[Given records]

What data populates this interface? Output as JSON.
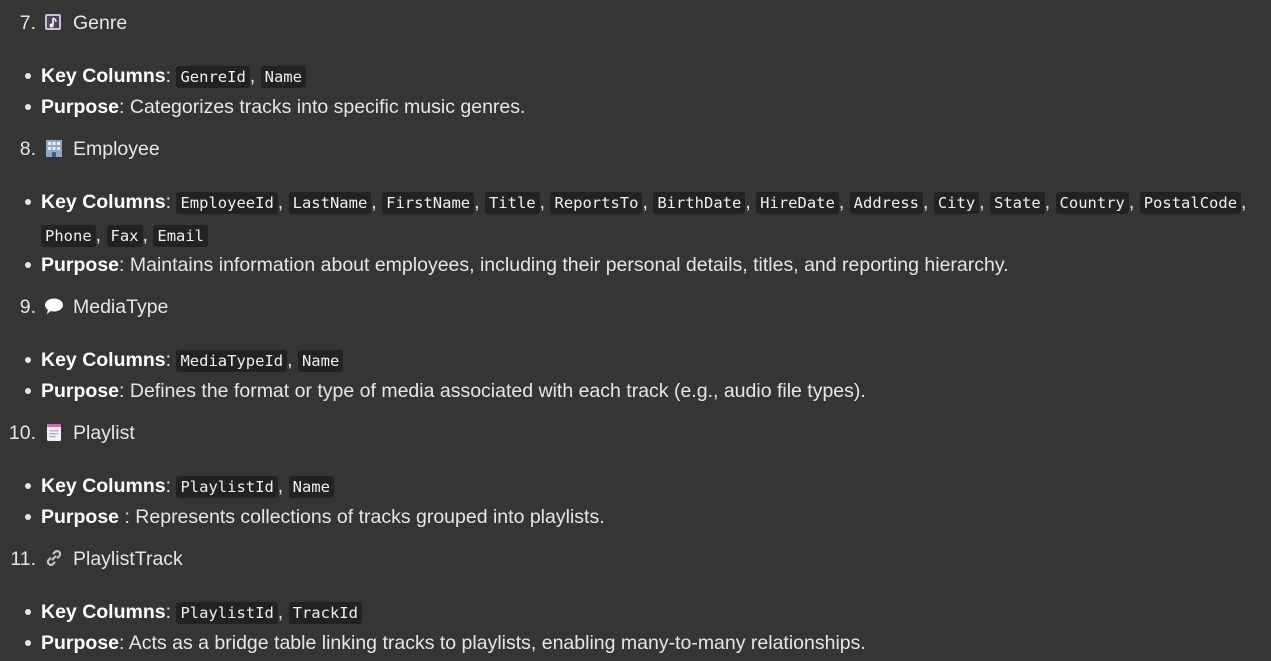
{
  "sections": [
    {
      "number": "7.",
      "icon": "music-score-icon",
      "title": "Genre",
      "key_label": "Key Columns",
      "columns": [
        "GenreId",
        "Name"
      ],
      "purpose_label": "Purpose",
      "purpose_sep": ":",
      "purpose_text": " Categorizes tracks into specific music genres."
    },
    {
      "number": "8.",
      "icon": "office-building-icon",
      "title": "Employee",
      "key_label": "Key Columns",
      "columns": [
        "EmployeeId",
        "LastName",
        "FirstName",
        "Title",
        "ReportsTo",
        "BirthDate",
        "HireDate",
        "Address",
        "City",
        "State",
        "Country",
        "PostalCode",
        "Phone",
        "Fax",
        "Email"
      ],
      "purpose_label": "Purpose",
      "purpose_sep": ":",
      "purpose_text": " Maintains information about employees, including their personal details, titles, and reporting hierarchy."
    },
    {
      "number": "9.",
      "icon": "speech-bubble-icon",
      "title": "MediaType",
      "key_label": "Key Columns",
      "columns": [
        "MediaTypeId",
        "Name"
      ],
      "purpose_label": "Purpose",
      "purpose_sep": ":",
      "purpose_text": " Defines the format or type of media associated with each track (e.g., audio file types)."
    },
    {
      "number": "10.",
      "icon": "notepad-icon",
      "title": "Playlist",
      "key_label": "Key Columns",
      "columns": [
        "PlaylistId",
        "Name"
      ],
      "purpose_label": "Purpose",
      "purpose_sep": " :",
      "purpose_text": " Represents collections of tracks grouped into playlists."
    },
    {
      "number": "11.",
      "icon": "link-icon",
      "title": "PlaylistTrack",
      "key_label": "Key Columns",
      "columns": [
        "PlaylistId",
        "TrackId"
      ],
      "purpose_label": "Purpose",
      "purpose_sep": ":",
      "purpose_text": " Acts as a bridge table linking tracks to playlists, enabling many-to-many relationships."
    }
  ]
}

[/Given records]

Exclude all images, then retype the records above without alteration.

### Problem solution
What data populates this interface? Output as JSON.
{
  "sections": [
    {
      "number": "7.",
      "icon": "music-score-icon",
      "title": "Genre",
      "key_label": "Key Columns",
      "columns": [
        "GenreId",
        "Name"
      ],
      "purpose_label": "Purpose",
      "purpose_sep": ":",
      "purpose_text": " Categorizes tracks into specific music genres."
    },
    {
      "number": "8.",
      "icon": "office-building-icon",
      "title": "Employee",
      "key_label": "Key Columns",
      "columns": [
        "EmployeeId",
        "LastName",
        "FirstName",
        "Title",
        "ReportsTo",
        "BirthDate",
        "HireDate",
        "Address",
        "City",
        "State",
        "Country",
        "PostalCode",
        "Phone",
        "Fax",
        "Email"
      ],
      "purpose_label": "Purpose",
      "purpose_sep": ":",
      "purpose_text": " Maintains information about employees, including their personal details, titles, and reporting hierarchy."
    },
    {
      "number": "9.",
      "icon": "speech-bubble-icon",
      "title": "MediaType",
      "key_label": "Key Columns",
      "columns": [
        "MediaTypeId",
        "Name"
      ],
      "purpose_label": "Purpose",
      "purpose_sep": ":",
      "purpose_text": " Defines the format or type of media associated with each track (e.g., audio file types)."
    },
    {
      "number": "10.",
      "icon": "notepad-icon",
      "title": "Playlist",
      "key_label": "Key Columns",
      "columns": [
        "PlaylistId",
        "Name"
      ],
      "purpose_label": "Purpose",
      "purpose_sep": " :",
      "purpose_text": " Represents collections of tracks grouped into playlists."
    },
    {
      "number": "11.",
      "icon": "link-icon",
      "title": "PlaylistTrack",
      "key_label": "Key Columns",
      "columns": [
        "PlaylistId",
        "TrackId"
      ],
      "purpose_label": "Purpose",
      "purpose_sep": ":",
      "purpose_text": " Acts as a bridge table linking tracks to playlists, enabling many-to-many relationships."
    }
  ]
}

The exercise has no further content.